[EXERCISE DATA]
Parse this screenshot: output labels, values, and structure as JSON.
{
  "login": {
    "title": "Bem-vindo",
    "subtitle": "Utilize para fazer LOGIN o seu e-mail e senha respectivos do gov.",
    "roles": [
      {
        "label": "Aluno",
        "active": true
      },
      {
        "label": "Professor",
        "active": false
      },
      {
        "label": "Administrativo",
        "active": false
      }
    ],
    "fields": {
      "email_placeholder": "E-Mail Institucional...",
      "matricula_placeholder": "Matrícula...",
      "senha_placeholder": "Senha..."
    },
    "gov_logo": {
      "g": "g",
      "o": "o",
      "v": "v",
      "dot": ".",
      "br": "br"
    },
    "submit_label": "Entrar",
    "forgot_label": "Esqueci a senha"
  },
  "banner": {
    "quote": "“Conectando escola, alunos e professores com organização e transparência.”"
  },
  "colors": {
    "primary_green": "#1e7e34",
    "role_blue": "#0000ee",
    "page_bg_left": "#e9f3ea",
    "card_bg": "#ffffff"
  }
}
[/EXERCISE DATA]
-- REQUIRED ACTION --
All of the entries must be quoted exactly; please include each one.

-- REPLY TO THE TASK --
Parse this screenshot: output labels, values, and structure as JSON.
{
  "login": {
    "title": "Bem-vindo",
    "subtitle": "Utilize para fazer LOGIN o seu e-mail e senha respectivos do gov.",
    "roles": [
      {
        "label": "Aluno",
        "active": true
      },
      {
        "label": "Professor",
        "active": false
      },
      {
        "label": "Administrativo",
        "active": false
      }
    ],
    "fields": {
      "email_placeholder": "E-Mail Institucional...",
      "matricula_placeholder": "Matrícula...",
      "senha_placeholder": "Senha..."
    },
    "gov_logo": {
      "g": "g",
      "o": "o",
      "v": "v",
      "dot": ".",
      "br": "br"
    },
    "submit_label": "Entrar",
    "forgot_label": "Esqueci a senha"
  },
  "banner": {
    "quote": "“Conectando escola, alunos e professores com organização e transparência.”"
  },
  "colors": {
    "primary_green": "#1e7e34",
    "role_blue": "#0000ee",
    "page_bg_left": "#e9f3ea",
    "card_bg": "#ffffff"
  }
}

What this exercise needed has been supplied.